With her stomach feeling full a lot sooner, and seeing the impressive results of her previous efforts, Farmer managed to lose another full 200lbs (90kgs) throughout the remainder of the year during which she was filmed, eventually also having surgery to remove the excess skin and fatty tissue, dropping another 46lbs (21kgs).
Having lost 446lbs (202kgs), Susan went from weighing 607lbs (275kgs) to only 161lbs (73kgs) – a rather unexpected weight that no one thought achievable for her. She ultimately left the show a happy and satisfied woman, and reportedly also managed to keep her weight down throughout 2022.
Why was she acting like a toddler?
In spite of her awe-inspiring achievement in the series, fans were quick to notice that Susan was behaving in an unbecoming manner towards the series’ crew, her mother, and others who were trying to help her.

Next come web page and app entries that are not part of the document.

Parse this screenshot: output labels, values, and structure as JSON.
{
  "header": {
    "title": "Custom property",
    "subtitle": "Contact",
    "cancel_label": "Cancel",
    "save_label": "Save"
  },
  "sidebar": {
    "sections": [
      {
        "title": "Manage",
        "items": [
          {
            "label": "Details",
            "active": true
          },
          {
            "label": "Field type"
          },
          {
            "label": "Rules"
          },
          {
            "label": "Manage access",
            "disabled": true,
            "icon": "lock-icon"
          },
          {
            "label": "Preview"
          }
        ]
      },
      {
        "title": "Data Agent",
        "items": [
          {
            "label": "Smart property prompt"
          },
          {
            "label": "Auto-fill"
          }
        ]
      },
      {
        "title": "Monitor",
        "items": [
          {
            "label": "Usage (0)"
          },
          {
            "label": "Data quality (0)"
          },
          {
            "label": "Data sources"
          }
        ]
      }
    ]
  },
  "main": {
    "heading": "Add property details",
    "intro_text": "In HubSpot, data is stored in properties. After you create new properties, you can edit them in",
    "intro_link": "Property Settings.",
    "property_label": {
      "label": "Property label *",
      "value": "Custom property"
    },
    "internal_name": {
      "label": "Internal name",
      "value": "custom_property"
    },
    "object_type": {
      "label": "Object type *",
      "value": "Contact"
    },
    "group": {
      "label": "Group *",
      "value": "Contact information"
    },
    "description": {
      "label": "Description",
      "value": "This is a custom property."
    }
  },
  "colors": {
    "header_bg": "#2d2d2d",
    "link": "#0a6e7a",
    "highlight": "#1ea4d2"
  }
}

These emotional outbursts seemingly came out of nowhere, especially in situations where she had to give up an old habit.
While it can’t be excused that a 37-year-old woman behaves like a spoiled child, it’s understandable that someone going through such extreme changes will do and say things they never have before.
My 600-lb Life’s Susan Farmer Tries on Jeans for First Time in Decades After Losing 400… https://t.co/8diCTC38Gd pic.twitter.com/wCHC0xTAWt
— Actor Headshots NYC (@ActorHeadshot) April 20, 2016
More importantly, however, it’s much more likely that the reason for Farmer’s lack of appropriate behavior and respect for those around her simply comes from the fact that she had no respect for her own self for a very long time, and some of the reality pills were too hard to swallow early on.
Whatever the reason may be for how she acted, it’s undeniable that she’s now in a much better place, and along with a greatly improved life, it’s widely believed that her behavior is much more acceptable as well, at least in early 2023. Until some sort of media coverage is released to confirm or deny this assumption, series’ fans can only speculate as to whether Susan has improved in this field. Her significant increase in self-respect should really help this situation.